Environmental Protection Agency Administrator Michael Regan will visit Houston on Friday as part of a weeklong tour of neighborhoods across the South where pollution has impacted people’s health — predominantly for Black and Latino residents. In Jackson, Mississippi, on Monday, Regan said he would discuss what people deserve from the federal environmental agency and the disproportionate impact pollution has had in historically marginalized communities. . . .
Paul Hanle ’69 has a gift for explaining science to non-scientists. He’s been doing it for decades — to families and teachers through science museums, and later to adults through agencies on up to the White House and the United Nations. Now he’s explaining the science of climate change to a group of people with real power to act on it: judges. About three years ago, Hanle helped found the Climate Judiciary Project at the Environmental Law Institute. It fills a need that’s growing primarily in the U.S. but also internationally, as more lawsuits are filed over climate change and appear before judges who don’t often have a science background. . . .
“Think globally, act locally” is a motto used for years to encourage local action on environmental problems. Seventeen-year-old Sonja Michaluk has been thinking globally and acting locally since she was a six-year-old monitoring streams for water quality in her hometown of Hopewell Township. And the Carnegie Mellon University student went on to act globally as well – and for that she was just named a winner of the 2021 Gloria Barron Prize for Young Heroes. The Barron Prize annually honors 25 outstanding young leaders who have made a significant positive impact on people, their communities, and the environment. . . .
The new head of the EPA’s in-house financial advisory board wants to prove low-income communities of color aren’t risky places for private investors to park their money. That goal is crucial because President Joe Biden has made environmental justice one of his central concerns. But it’s historically been hard to convince bottom line-oriented investors that projects such as laying down permeable pavement or shoring up disaster resiliency are worth financing, especially in rural areas without much economic activity. . . .
When the people of Rio Blanco first saw workers bringing heavy construction machinery into their village along the sacred Gualcarque River in Honduras 15 years ago, they went to Berta Isabel Cáceres for help. Cáceres, an activist representing the Lenca tribe who co-founded the National Council of Popular and Indigenous Organizations of Honduras (COPINH), would go on for a decade leading a campaign to stop the Agua Zarca Dam, a joint venture between a Chinese dam developer, the largest in the world, and a Honduran company, Desarrollos Energeticos SA (Desa). . . .
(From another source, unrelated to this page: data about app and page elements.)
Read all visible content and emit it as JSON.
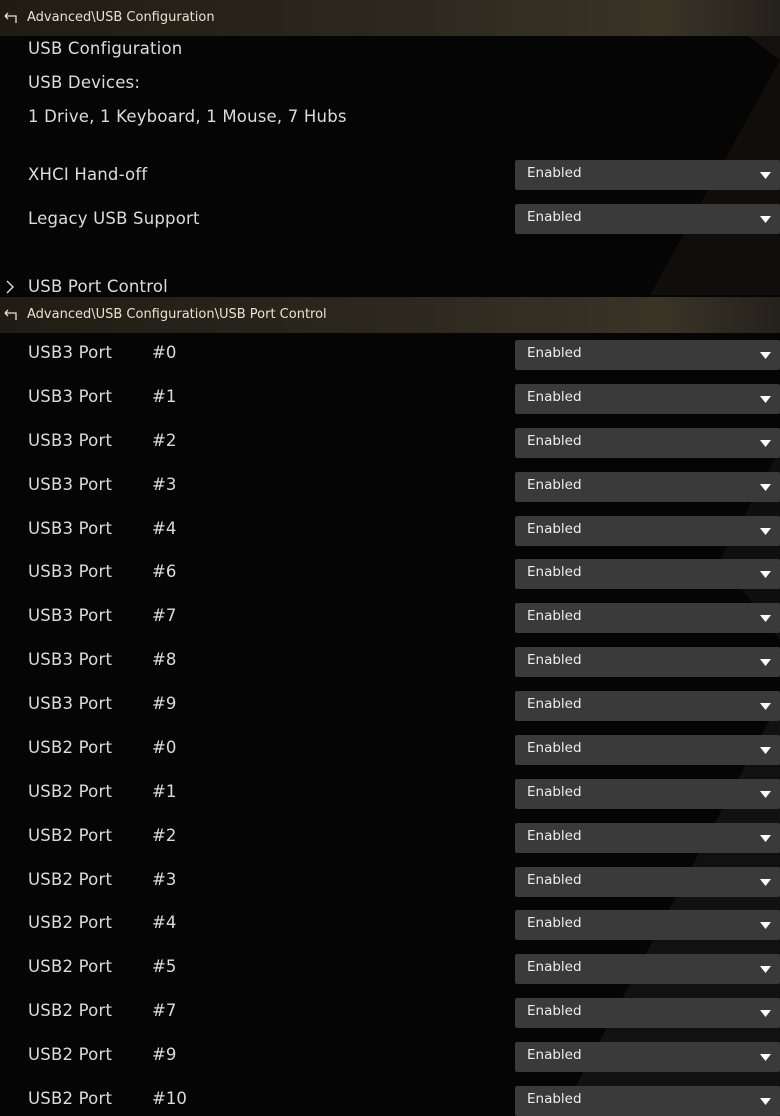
{
  "top_section": {
    "breadcrumb": "Advanced\\USB Configuration",
    "title": "USB Configuration",
    "devices_label": "USB Devices:",
    "devices_value": "1 Drive, 1 Keyboard, 1 Mouse, 7 Hubs",
    "settings": [
      {
        "label": "XHCI Hand-off",
        "value": "Enabled"
      },
      {
        "label": "Legacy USB Support",
        "value": "Enabled"
      }
    ],
    "submenu_label": "USB Port Control"
  },
  "port_section": {
    "breadcrumb": "Advanced\\USB Configuration\\USB Port Control",
    "ports": [
      {
        "type": "USB3 Port",
        "num": "#0",
        "value": "Enabled"
      },
      {
        "type": "USB3 Port",
        "num": "#1",
        "value": "Enabled"
      },
      {
        "type": "USB3 Port",
        "num": "#2",
        "value": "Enabled"
      },
      {
        "type": "USB3 Port",
        "num": "#3",
        "value": "Enabled"
      },
      {
        "type": "USB3 Port",
        "num": "#4",
        "value": "Enabled"
      },
      {
        "type": "USB3 Port",
        "num": "#6",
        "value": "Enabled"
      },
      {
        "type": "USB3 Port",
        "num": "#7",
        "value": "Enabled"
      },
      {
        "type": "USB3 Port",
        "num": "#8",
        "value": "Enabled"
      },
      {
        "type": "USB3 Port",
        "num": "#9",
        "value": "Enabled"
      },
      {
        "type": "USB2 Port",
        "num": "#0",
        "value": "Enabled"
      },
      {
        "type": "USB2 Port",
        "num": "#1",
        "value": "Enabled"
      },
      {
        "type": "USB2 Port",
        "num": "#2",
        "value": "Enabled"
      },
      {
        "type": "USB2 Port",
        "num": "#3",
        "value": "Enabled"
      },
      {
        "type": "USB2 Port",
        "num": "#4",
        "value": "Enabled"
      },
      {
        "type": "USB2 Port",
        "num": "#5",
        "value": "Enabled"
      },
      {
        "type": "USB2 Port",
        "num": "#7",
        "value": "Enabled"
      },
      {
        "type": "USB2 Port",
        "num": "#9",
        "value": "Enabled"
      },
      {
        "type": "USB2 Port",
        "num": "#10",
        "value": "Enabled"
      }
    ]
  },
  "colors": {
    "background": "#050505",
    "dropdown_bg": "#3a3a3a",
    "breadcrumb_bar": "#2e291e",
    "text": "#dcdcdc"
  }
}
Towns and cities throughout the U.S., and globally, are on the front lines when it comes to addressing food waste and climate change. Recognizing the link between these two challenges, the Environmental Law Institute (ELI) released a new report in August to help address them simultaneously — in their climate action plans (CAPs). “As the entities primarily responsible for managing waste and safeguarding public health, including ensuring that low-income communities and communities of color do not bear disproportionate burdens, cities are well situated to leverage their on-the-ground expertise and local policymaking authorities to simultaneously address climate change, food security, waste reduction, and environmental justice,” explains Linda Breggin, Senior Attorney and Director of ELI’s Center for State, Tribal, and Local Environmental Programs. . . .